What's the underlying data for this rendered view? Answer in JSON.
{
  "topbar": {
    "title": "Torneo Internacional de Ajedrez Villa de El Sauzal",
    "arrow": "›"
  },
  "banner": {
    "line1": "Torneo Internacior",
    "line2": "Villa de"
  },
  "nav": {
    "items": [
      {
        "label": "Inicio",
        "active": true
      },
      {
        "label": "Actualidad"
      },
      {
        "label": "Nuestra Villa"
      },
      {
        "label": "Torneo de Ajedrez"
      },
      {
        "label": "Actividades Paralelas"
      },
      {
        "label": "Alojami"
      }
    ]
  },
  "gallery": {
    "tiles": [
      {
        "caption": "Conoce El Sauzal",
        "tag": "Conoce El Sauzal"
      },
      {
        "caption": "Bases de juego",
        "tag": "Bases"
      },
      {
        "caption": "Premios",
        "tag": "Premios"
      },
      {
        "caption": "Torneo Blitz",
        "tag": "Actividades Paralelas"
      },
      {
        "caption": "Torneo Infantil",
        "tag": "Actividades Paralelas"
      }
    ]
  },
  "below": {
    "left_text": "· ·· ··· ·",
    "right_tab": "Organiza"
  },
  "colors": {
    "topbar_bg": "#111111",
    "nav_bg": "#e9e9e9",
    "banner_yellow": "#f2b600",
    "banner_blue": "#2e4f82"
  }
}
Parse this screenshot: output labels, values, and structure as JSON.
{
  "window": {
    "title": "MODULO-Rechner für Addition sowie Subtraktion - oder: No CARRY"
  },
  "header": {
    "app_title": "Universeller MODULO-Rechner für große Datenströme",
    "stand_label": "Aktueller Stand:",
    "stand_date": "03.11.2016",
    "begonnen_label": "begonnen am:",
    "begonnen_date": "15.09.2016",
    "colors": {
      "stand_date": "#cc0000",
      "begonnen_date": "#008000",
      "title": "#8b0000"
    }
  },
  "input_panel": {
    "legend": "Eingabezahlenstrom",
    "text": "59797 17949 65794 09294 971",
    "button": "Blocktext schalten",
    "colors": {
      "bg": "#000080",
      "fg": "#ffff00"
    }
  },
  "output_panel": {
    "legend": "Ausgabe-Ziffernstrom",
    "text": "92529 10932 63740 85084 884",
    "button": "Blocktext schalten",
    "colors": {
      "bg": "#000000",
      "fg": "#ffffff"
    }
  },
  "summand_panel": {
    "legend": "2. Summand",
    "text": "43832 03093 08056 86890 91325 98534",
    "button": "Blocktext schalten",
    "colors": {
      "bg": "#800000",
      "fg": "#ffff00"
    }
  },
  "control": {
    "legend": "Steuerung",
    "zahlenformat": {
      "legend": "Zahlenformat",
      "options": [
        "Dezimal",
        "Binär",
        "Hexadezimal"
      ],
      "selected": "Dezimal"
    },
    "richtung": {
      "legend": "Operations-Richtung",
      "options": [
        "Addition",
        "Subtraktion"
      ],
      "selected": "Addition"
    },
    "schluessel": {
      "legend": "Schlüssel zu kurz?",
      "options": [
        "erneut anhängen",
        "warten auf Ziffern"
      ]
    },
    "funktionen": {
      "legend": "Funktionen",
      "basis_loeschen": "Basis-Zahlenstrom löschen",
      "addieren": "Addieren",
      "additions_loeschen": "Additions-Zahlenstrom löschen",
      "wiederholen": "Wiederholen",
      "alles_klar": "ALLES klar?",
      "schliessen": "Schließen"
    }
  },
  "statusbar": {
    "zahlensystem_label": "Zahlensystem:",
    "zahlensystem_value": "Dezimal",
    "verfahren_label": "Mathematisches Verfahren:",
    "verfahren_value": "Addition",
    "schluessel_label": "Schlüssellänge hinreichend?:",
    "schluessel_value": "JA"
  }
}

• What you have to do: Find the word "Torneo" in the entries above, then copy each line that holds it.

• Completed task:
    "title": "Torneo Internacional de Ajedrez Villa de El Sauzal",
    "line1": "Torneo Internacior",
        "label": "Torneo de Ajedrez"
        "caption": "Torneo Blitz",
        "caption": "Torneo Infantil",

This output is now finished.